• _TASK DESCRIPTION_
Return all the entries below exactly, except for the images they hold.

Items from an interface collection
=== Section Start ===

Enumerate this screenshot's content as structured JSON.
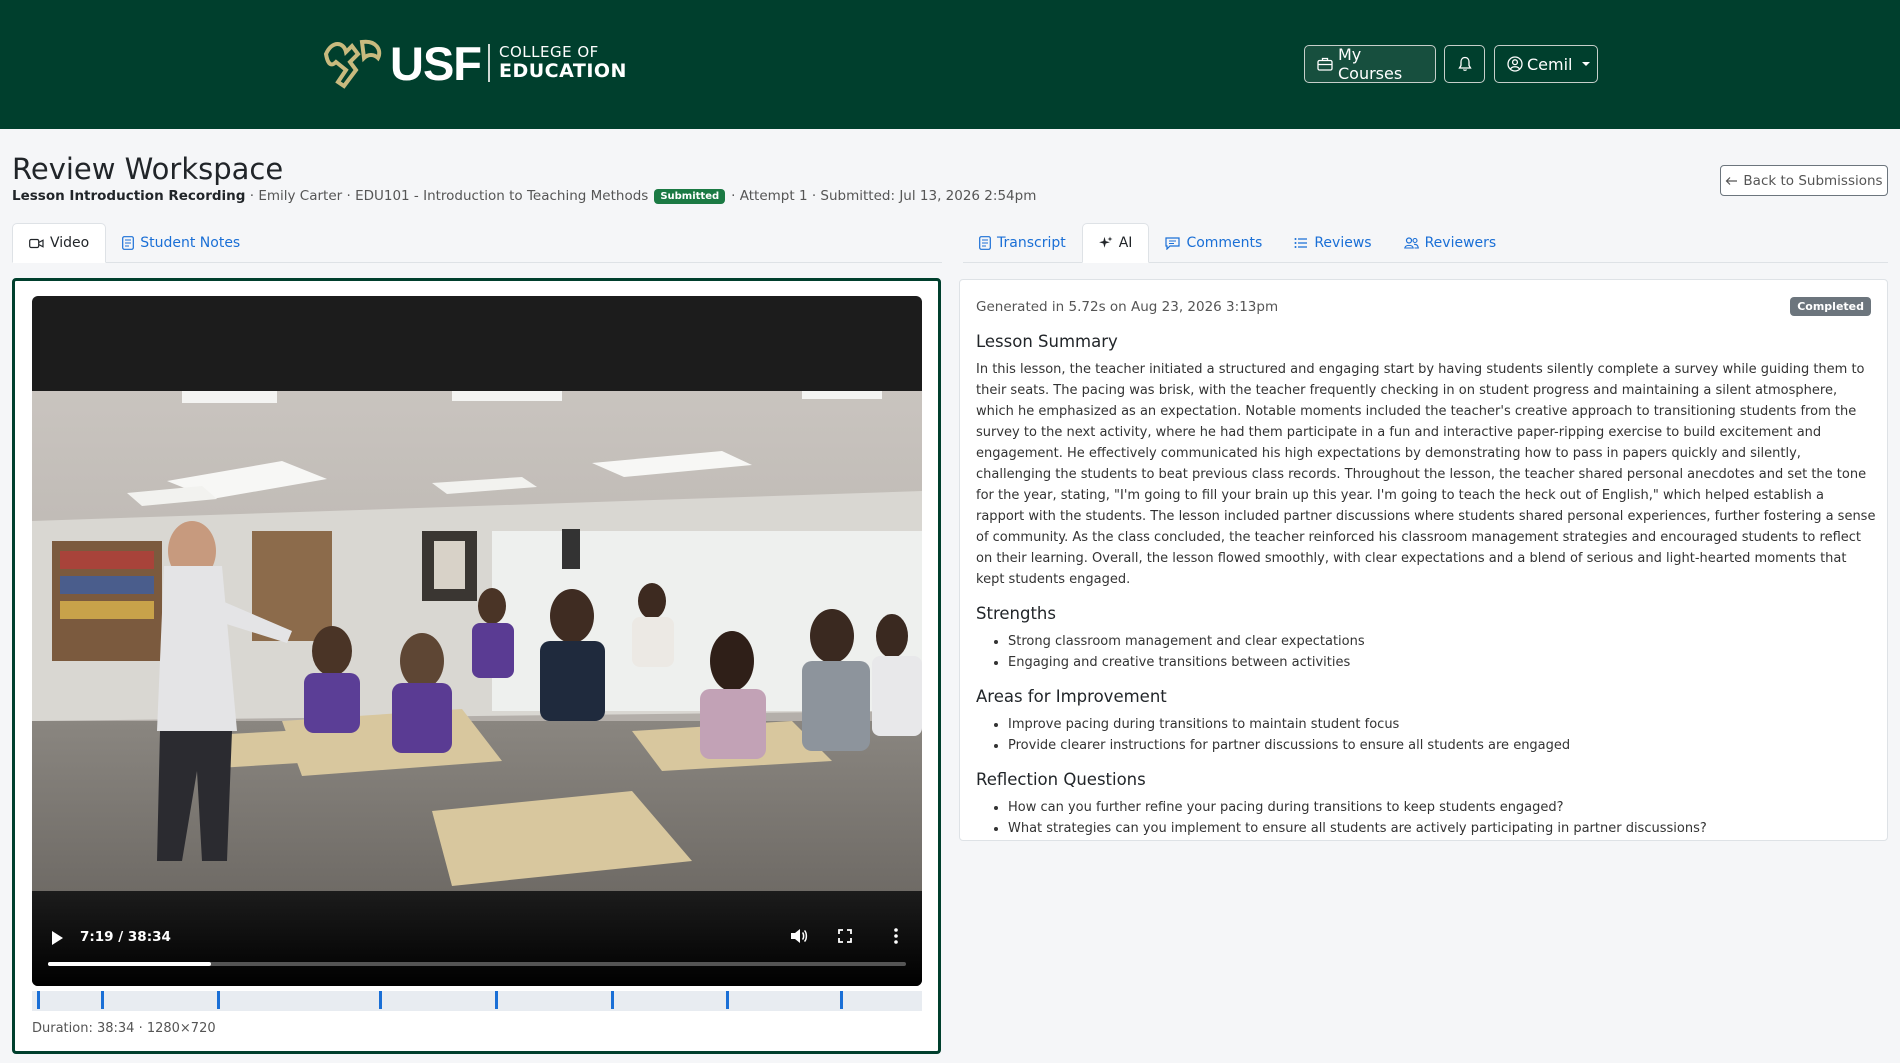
{
  "header": {
    "logo_usf": "USF",
    "logo_line1": "COLLEGE OF",
    "logo_line2": "EDUCATION",
    "my_courses": "My Courses",
    "user_name": "Cemil"
  },
  "page": {
    "title": "Review Workspace",
    "lesson": "Lesson Introduction Recording",
    "student": "Emily Carter",
    "course": "EDU101 - Introduction to Teaching Methods",
    "status": "Submitted",
    "attempt": "Attempt 1",
    "submitted": "Submitted: Jul 13, 2026 2:54pm",
    "back_label": "Back to Submissions"
  },
  "left_tabs": [
    {
      "label": "Video",
      "icon": "video-icon"
    },
    {
      "label": "Student Notes",
      "icon": "document-icon"
    }
  ],
  "right_tabs": [
    {
      "label": "Transcript",
      "icon": "document-icon"
    },
    {
      "label": "AI",
      "icon": "sparkle-icon"
    },
    {
      "label": "Comments",
      "icon": "comment-icon"
    },
    {
      "label": "Reviews",
      "icon": "list-icon"
    },
    {
      "label": "Reviewers",
      "icon": "people-icon"
    }
  ],
  "video": {
    "time": "7:19 / 38:34",
    "progress": 0.19,
    "markers": [
      0.006,
      0.078,
      0.208,
      0.39,
      0.52,
      0.65,
      0.78,
      0.908
    ],
    "duration_text": "Duration: 38:34 · 1280×720"
  },
  "ai": {
    "generated": "Generated in 5.72s on Aug 23, 2026 3:13pm",
    "status": "Completed",
    "summary_title": "Lesson Summary",
    "summary": "In this lesson, the teacher initiated a structured and engaging start by having students silently complete a survey while guiding them to their seats. The pacing was brisk, with the teacher frequently checking in on student progress and maintaining a silent atmosphere, which he emphasized as an expectation. Notable moments included the teacher's creative approach to transitioning students from the survey to the next activity, where he had them participate in a fun and interactive paper-ripping exercise to build excitement and engagement. He effectively communicated his high expectations by demonstrating how to pass in papers quickly and silently, challenging the students to beat previous class records. Throughout the lesson, the teacher shared personal anecdotes and set the tone for the year, stating, \"I'm going to fill your brain up this year. I'm going to teach the heck out of English,\" which helped establish a rapport with the students. The lesson included partner discussions where students shared personal experiences, further fostering a sense of community. As the class concluded, the teacher reinforced his classroom management strategies and encouraged students to reflect on their learning. Overall, the lesson flowed smoothly, with clear expectations and a blend of serious and light-hearted moments that kept students engaged.",
    "strengths_title": "Strengths",
    "strengths": [
      "Strong classroom management and clear expectations",
      "Engaging and creative transitions between activities"
    ],
    "improve_title": "Areas for Improvement",
    "improve": [
      "Improve pacing during transitions to maintain student focus",
      "Provide clearer instructions for partner discussions to ensure all students are engaged"
    ],
    "reflect_title": "Reflection Questions",
    "reflect": [
      "How can you further refine your pacing during transitions to keep students engaged?",
      "What strategies can you implement to ensure all students are actively participating in partner discussions?"
    ]
  }
}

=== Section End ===

• _RESPONSE FOR THIS EXERCISE_
Enumerate this screenshot's content as structured JSON.
{
  "header": {
    "logo_usf": "USF",
    "logo_line1": "COLLEGE OF",
    "logo_line2": "EDUCATION",
    "my_courses": "My Courses",
    "user_name": "Cemil"
  },
  "page": {
    "title": "Review Workspace",
    "lesson": "Lesson Introduction Recording",
    "student": "Emily Carter",
    "course": "EDU101 - Introduction to Teaching Methods",
    "status": "Submitted",
    "attempt": "Attempt 1",
    "submitted": "Submitted: Jul 13, 2026 2:54pm",
    "back_label": "Back to Submissions"
  },
  "left_tabs": [
    {
      "label": "Video",
      "icon": "video-icon"
    },
    {
      "label": "Student Notes",
      "icon": "document-icon"
    }
  ],
  "right_tabs": [
    {
      "label": "Transcript",
      "icon": "document-icon"
    },
    {
      "label": "AI",
      "icon": "sparkle-icon"
    },
    {
      "label": "Comments",
      "icon": "comment-icon"
    },
    {
      "label": "Reviews",
      "icon": "list-icon"
    },
    {
      "label": "Reviewers",
      "icon": "people-icon"
    }
  ],
  "video": {
    "time": "7:19 / 38:34",
    "progress": 0.19,
    "markers": [
      0.006,
      0.078,
      0.208,
      0.39,
      0.52,
      0.65,
      0.78,
      0.908
    ],
    "duration_text": "Duration: 38:34 · 1280×720"
  },
  "ai": {
    "generated": "Generated in 5.72s on Aug 23, 2026 3:13pm",
    "status": "Completed",
    "summary_title": "Lesson Summary",
    "summary": "In this lesson, the teacher initiated a structured and engaging start by having students silently complete a survey while guiding them to their seats. The pacing was brisk, with the teacher frequently checking in on student progress and maintaining a silent atmosphere, which he emphasized as an expectation. Notable moments included the teacher's creative approach to transitioning students from the survey to the next activity, where he had them participate in a fun and interactive paper-ripping exercise to build excitement and engagement. He effectively communicated his high expectations by demonstrating how to pass in papers quickly and silently, challenging the students to beat previous class records. Throughout the lesson, the teacher shared personal anecdotes and set the tone for the year, stating, \"I'm going to fill your brain up this year. I'm going to teach the heck out of English,\" which helped establish a rapport with the students. The lesson included partner discussions where students shared personal experiences, further fostering a sense of community. As the class concluded, the teacher reinforced his classroom management strategies and encouraged students to reflect on their learning. Overall, the lesson flowed smoothly, with clear expectations and a blend of serious and light-hearted moments that kept students engaged.",
    "strengths_title": "Strengths",
    "strengths": [
      "Strong classroom management and clear expectations",
      "Engaging and creative transitions between activities"
    ],
    "improve_title": "Areas for Improvement",
    "improve": [
      "Improve pacing during transitions to maintain student focus",
      "Provide clearer instructions for partner discussions to ensure all students are engaged"
    ],
    "reflect_title": "Reflection Questions",
    "reflect": [
      "How can you further refine your pacing during transitions to keep students engaged?",
      "What strategies can you implement to ensure all students are actively participating in partner discussions?"
    ]
  }
}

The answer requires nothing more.